Hurricane Katrina Floods New Jersey: The Role of Information in the Market Response to Flood Risk
This study uses hedonic property models to explore how coastal real estate markets subject to heterogeneous information treatments respond to flood risk. We identify reactions to flood risk, distinctly from price effects due to flood damage, by examining non-local flooding events. Utilizing a difference-in-difference methodology, we test whether the coastal real estate market in New Jersey responds to several well-publicized hurricanes and tropical storms that did not strike the Atlantic seaboard. We find that homes in high flood risk zones situated in towns that participate in public flood awareness activities incur a 7 to 16 percent decrease in price after the non-local shock.
The authors wish to thank, Laura Bakkensen for detailed and constructive comments, Katherine Y Zipp, Allan Beltran-Hernandez, and the other conference participants at the World Congress of Environmental and Resource Economists, The New Jersey Department of Treasury, and Bill Lesser at FEMA. All remaining errors are our own.

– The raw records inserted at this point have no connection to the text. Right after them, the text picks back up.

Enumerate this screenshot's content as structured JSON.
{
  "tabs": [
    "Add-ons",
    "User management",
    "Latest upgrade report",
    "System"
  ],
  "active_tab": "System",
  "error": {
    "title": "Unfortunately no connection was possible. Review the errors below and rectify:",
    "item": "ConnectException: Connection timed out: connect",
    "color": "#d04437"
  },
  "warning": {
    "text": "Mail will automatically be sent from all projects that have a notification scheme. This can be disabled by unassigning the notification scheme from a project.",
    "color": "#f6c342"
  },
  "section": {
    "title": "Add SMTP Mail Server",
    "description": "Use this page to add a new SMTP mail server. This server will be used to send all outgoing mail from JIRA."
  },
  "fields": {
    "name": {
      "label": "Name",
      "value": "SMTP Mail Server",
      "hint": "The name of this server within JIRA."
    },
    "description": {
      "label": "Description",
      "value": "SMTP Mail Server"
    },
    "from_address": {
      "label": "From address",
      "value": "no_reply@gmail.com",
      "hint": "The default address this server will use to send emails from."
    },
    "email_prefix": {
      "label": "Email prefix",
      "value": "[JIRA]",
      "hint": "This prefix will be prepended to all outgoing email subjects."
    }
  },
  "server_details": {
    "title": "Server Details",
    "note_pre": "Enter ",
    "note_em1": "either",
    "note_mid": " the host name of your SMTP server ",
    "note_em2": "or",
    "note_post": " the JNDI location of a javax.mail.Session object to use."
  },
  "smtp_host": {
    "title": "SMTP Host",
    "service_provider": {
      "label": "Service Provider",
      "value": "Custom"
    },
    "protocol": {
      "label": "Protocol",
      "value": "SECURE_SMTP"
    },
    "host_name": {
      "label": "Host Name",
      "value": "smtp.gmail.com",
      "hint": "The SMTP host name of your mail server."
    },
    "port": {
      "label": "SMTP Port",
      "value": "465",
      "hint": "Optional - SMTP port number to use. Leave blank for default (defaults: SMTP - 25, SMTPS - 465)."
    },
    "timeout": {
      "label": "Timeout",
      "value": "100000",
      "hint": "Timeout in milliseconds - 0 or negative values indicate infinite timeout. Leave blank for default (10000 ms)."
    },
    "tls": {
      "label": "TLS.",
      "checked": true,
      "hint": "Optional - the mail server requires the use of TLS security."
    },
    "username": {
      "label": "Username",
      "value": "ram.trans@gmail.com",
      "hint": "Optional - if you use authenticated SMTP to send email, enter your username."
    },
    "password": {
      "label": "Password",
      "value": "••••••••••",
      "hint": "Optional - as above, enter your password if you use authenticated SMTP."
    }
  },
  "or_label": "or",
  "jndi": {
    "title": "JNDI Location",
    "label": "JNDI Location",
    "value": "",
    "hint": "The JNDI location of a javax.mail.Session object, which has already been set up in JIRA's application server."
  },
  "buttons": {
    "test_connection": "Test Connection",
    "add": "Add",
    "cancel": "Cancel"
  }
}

The views expressed herein are those of the authors and do not necessarily reflect the views of the National Bureau of Economic Research.